Michigan Tech, Eagle Mine awarded over $10 million for EV battery recycling program

What's happening: Over $10 million will come to the Upper Peninsula in hopes of finding new ways to recycle and reuse electrical vehicle batteries. The majority of the money will come from a $74 million dollar fund from the Biden Administration with Michigan Technological University and Eagle Mine receiving $8.1 million. The U.S. Department of Energy’s Advanced Research Project Agency (DOE APRA-E) grant program also awarded an additional $2.5 million. 

What is studied: Based on the funding, the $8.1 million will be used to prove new research technology for sustainable mining practices when supplying minerals for battery manufacturing. This can include how to obtain, transport, store and dispose of minerals at different stages of the manufacturing process. While learning sustainable practices, this information can help prevent or reduce environmental harm, safety and cost-reduction practices for businesses taking on electrical vehicle batteries. The other $2.5 million is set for Michigan Tech to study carbon dioxide from Eagle Mine’s tailings facility in the hopes of using carbon dioxide byproducts to produce a new product or reaction. 

What they're saying: “The State of Michigan is the home to the automotive industry, nickel mining industry, and future lithium-ion battery industry in this nation,” said Dr. Lei Pan, associate professor of chemical engineering at Michigan Tech and principal investigator (PI) of both funded projects. “Addressing both the supply of critical minerals and reprocessing and reuse of mine tailings is critical to advance sustainability in the mining industry.”

Boosting outside the campus: Michigan Tech will benefit from the influx of specialized money, but so will the rest of the Upper Peninsula. The funding will be enough to take the learning in the lab into a pilot-scale facility that will be built for private enterprise.

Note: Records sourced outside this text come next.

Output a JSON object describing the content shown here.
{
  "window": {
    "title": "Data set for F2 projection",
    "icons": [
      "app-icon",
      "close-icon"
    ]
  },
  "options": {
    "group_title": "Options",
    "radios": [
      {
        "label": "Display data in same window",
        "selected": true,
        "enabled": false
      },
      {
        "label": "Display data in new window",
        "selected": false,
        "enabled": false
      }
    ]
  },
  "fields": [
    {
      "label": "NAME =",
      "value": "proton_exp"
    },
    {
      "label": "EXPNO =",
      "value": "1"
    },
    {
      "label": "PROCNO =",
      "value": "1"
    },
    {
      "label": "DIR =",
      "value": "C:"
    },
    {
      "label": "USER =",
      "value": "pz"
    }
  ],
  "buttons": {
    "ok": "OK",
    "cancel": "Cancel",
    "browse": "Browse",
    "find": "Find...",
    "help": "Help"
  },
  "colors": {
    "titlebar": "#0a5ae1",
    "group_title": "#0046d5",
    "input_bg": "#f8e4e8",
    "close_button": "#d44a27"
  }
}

“This robust investment will support Michigan Tech’s researchers, faculty, and students’ continued efforts to develop and deploy the next generation of technologies to recycle electric vehicle batteries that will guide the future of the auto industry in Michigan and nationwide,” said Rick Koubek, president of Michigan Technological University. “We thank our industry partners and Eagle Mine for supporting this research that will lead to new critical mineral technologies.”

Local minerals at stake: Nickel, a chemical element known as a transition metal, is only mined in the Upper Peninsula at the Eagle Mine. The local mineral deposits are not just the only major mine in the region, but in North America, as there are no nickel mines in Mexico and the Sudbury, Ontario, Canada mines are believed to be from meteoric origin instead of naturally  forming deposits. Any efforts to produce vehicle batteries with 100 percent domestic efforts must be completed through mining at Eagle Mine or through recycling and reuse.

“Eagle Mine is the only nickel mine in the United States, and the availability of our experience and use of our resources, waste streams, and nickel concentrates are essential to understanding the societal impact of the nation’s transportation needs,” said Darby Stacey, managing director of Eagle Mine. 
Enjoy this story? Sign up for free solutions-based reporting in your inbox each week.